→ EXERCISE
Print out the data below in full, exactly as written.

[Data about app and page elements]
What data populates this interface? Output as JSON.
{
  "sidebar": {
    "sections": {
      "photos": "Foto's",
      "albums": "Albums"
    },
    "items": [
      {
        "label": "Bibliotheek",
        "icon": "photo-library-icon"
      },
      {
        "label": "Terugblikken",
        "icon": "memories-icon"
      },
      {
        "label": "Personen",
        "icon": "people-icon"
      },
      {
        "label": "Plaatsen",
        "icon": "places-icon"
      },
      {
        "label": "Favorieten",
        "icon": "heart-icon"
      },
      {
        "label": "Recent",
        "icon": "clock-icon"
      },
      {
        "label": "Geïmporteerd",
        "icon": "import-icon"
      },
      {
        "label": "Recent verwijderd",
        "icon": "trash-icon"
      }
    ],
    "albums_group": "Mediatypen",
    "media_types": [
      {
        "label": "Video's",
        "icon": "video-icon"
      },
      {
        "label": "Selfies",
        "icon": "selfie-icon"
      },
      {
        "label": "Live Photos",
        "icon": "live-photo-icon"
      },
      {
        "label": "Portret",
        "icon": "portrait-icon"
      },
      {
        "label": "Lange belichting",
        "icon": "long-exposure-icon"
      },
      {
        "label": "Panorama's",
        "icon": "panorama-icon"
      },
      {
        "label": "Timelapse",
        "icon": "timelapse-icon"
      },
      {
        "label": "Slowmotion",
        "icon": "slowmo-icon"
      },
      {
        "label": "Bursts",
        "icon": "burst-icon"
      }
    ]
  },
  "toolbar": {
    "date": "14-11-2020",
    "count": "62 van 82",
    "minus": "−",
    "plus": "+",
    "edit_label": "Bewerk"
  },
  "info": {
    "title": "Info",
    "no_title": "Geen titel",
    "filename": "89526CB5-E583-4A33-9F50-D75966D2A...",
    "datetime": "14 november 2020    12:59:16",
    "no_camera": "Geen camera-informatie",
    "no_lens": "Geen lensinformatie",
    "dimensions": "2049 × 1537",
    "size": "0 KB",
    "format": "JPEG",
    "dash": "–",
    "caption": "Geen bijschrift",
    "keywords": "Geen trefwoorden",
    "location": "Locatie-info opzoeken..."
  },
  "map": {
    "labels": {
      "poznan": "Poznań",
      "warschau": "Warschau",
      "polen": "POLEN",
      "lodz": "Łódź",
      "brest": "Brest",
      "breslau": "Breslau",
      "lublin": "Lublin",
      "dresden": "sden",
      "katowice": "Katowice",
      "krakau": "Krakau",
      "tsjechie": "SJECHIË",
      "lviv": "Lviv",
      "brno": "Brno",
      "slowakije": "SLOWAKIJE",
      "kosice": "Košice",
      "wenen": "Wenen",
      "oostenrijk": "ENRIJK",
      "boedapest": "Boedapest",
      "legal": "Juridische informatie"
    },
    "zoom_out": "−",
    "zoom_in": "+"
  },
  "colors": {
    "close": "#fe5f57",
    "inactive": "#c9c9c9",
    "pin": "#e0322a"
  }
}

→ WORKED SOLUTION
What data populates this interface? Output as JSON.
{
  "sidebar": {
    "sections": {
      "photos": "Foto's",
      "albums": "Albums"
    },
    "items": [
      {
        "label": "Bibliotheek",
        "icon": "photo-library-icon"
      },
      {
        "label": "Terugblikken",
        "icon": "memories-icon"
      },
      {
        "label": "Personen",
        "icon": "people-icon"
      },
      {
        "label": "Plaatsen",
        "icon": "places-icon"
      },
      {
        "label": "Favorieten",
        "icon": "heart-icon"
      },
      {
        "label": "Recent",
        "icon": "clock-icon"
      },
      {
        "label": "Geïmporteerd",
        "icon": "import-icon"
      },
      {
        "label": "Recent verwijderd",
        "icon": "trash-icon"
      }
    ],
    "albums_group": "Mediatypen",
    "media_types": [
      {
        "label": "Video's",
        "icon": "video-icon"
      },
      {
        "label": "Selfies",
        "icon": "selfie-icon"
      },
      {
        "label": "Live Photos",
        "icon": "live-photo-icon"
      },
      {
        "label": "Portret",
        "icon": "portrait-icon"
      },
      {
        "label": "Lange belichting",
        "icon": "long-exposure-icon"
      },
      {
        "label": "Panorama's",
        "icon": "panorama-icon"
      },
      {
        "label": "Timelapse",
        "icon": "timelapse-icon"
      },
      {
        "label": "Slowmotion",
        "icon": "slowmo-icon"
      },
      {
        "label": "Bursts",
        "icon": "burst-icon"
      }
    ]
  },
  "toolbar": {
    "date": "14-11-2020",
    "count": "62 van 82",
    "minus": "−",
    "plus": "+",
    "edit_label": "Bewerk"
  },
  "info": {
    "title": "Info",
    "no_title": "Geen titel",
    "filename": "89526CB5-E583-4A33-9F50-D75966D2A...",
    "datetime": "14 november 2020    12:59:16",
    "no_camera": "Geen camera-informatie",
    "no_lens": "Geen lensinformatie",
    "dimensions": "2049 × 1537",
    "size": "0 KB",
    "format": "JPEG",
    "dash": "–",
    "caption": "Geen bijschrift",
    "keywords": "Geen trefwoorden",
    "location": "Locatie-info opzoeken..."
  },
  "map": {
    "labels": {
      "poznan": "Poznań",
      "warschau": "Warschau",
      "polen": "POLEN",
      "lodz": "Łódź",
      "brest": "Brest",
      "breslau": "Breslau",
      "lublin": "Lublin",
      "dresden": "sden",
      "katowice": "Katowice",
      "krakau": "Krakau",
      "tsjechie": "SJECHIË",
      "lviv": "Lviv",
      "brno": "Brno",
      "slowakije": "SLOWAKIJE",
      "kosice": "Košice",
      "wenen": "Wenen",
      "oostenrijk": "ENRIJK",
      "boedapest": "Boedapest",
      "legal": "Juridische informatie"
    },
    "zoom_out": "−",
    "zoom_in": "+"
  },
  "colors": {
    "close": "#fe5f57",
    "inactive": "#c9c9c9",
    "pin": "#e0322a"
  }
}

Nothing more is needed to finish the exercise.